Cyber security, and the money being spent on it, is increasing in importance within the UK. As the threat of terrorism evolves and becomes far more than just a physical danger, the role of organisations and government departments, like the National Cyber Security Centre, becomes pivotal in the UK’s defence strategy. Counter Terror Business explores
In announcing the launch of the five year National Cyber Security Strategy in November 2016, Chancellor Philip Hammond said that it was ‘crucial that Britain is a safe place to do digital business’ and that, in order to achieve this, ‘we need a secure cyber space’. Underpinned by £1.9 billion of transformational investment, the strategy is built upon three core pillars: defend, deter and develop, and is supported by National Cyber Security Centre (NCSC) – an organisation Hammond labelled as a ‘dedicated, outward-facing authority on cyber’.

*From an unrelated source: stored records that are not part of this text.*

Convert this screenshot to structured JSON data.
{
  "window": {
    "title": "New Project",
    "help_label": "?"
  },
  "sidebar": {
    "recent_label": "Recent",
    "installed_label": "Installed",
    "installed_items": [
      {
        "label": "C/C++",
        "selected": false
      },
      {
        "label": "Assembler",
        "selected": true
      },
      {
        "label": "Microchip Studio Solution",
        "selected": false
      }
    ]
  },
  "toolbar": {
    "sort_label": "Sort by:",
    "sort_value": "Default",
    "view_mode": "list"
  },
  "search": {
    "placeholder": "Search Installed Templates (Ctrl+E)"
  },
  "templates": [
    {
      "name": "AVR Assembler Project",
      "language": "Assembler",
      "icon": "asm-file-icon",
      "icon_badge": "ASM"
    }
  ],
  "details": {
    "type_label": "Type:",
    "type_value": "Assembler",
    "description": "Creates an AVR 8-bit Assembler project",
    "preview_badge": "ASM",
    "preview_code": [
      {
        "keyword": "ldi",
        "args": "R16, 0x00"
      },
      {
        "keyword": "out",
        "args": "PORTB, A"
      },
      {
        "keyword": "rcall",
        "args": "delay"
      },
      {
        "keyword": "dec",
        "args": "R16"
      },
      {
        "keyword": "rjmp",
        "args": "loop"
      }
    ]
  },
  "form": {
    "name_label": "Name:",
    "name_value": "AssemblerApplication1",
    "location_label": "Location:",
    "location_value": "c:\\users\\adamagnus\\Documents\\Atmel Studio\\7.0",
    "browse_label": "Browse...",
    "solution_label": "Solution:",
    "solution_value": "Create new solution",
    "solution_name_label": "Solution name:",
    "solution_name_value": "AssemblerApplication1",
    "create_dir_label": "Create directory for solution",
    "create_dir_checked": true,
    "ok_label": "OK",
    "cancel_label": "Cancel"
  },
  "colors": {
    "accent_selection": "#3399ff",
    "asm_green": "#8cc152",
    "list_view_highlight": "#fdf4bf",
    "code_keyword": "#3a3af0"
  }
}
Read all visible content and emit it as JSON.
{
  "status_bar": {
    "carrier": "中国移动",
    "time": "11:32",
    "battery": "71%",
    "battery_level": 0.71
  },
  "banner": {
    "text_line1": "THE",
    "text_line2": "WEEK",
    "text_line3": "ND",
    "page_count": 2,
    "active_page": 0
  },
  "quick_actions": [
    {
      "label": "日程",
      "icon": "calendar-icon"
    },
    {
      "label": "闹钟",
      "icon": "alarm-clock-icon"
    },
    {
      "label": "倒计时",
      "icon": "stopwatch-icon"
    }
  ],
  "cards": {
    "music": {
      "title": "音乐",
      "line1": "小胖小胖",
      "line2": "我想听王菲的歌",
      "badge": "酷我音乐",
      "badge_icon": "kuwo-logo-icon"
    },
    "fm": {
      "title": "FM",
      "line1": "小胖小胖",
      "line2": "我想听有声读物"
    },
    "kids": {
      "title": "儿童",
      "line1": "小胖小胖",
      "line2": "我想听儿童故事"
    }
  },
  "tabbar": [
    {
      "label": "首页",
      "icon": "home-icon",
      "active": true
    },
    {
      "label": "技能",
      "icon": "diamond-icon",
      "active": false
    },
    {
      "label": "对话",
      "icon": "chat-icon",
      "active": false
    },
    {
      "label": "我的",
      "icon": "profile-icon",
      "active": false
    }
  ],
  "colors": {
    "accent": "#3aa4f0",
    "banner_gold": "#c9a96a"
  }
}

Cyber crime and digital terrorist threats are not the anomaly that they once were. Indeed, Ciaran Martin, chief executive of the NCSC, has stated that ‘stealing information for financial and political purposes is as old as human activity itself’, and that we need to demystify the assumption that cyber terrorists and criminals are ‘people sitting in computers at far away places, that cannot be contested’, highlighting that it is an ‘incredibly damaging attitude’ to take, one which we can assume will not be happening on his watch.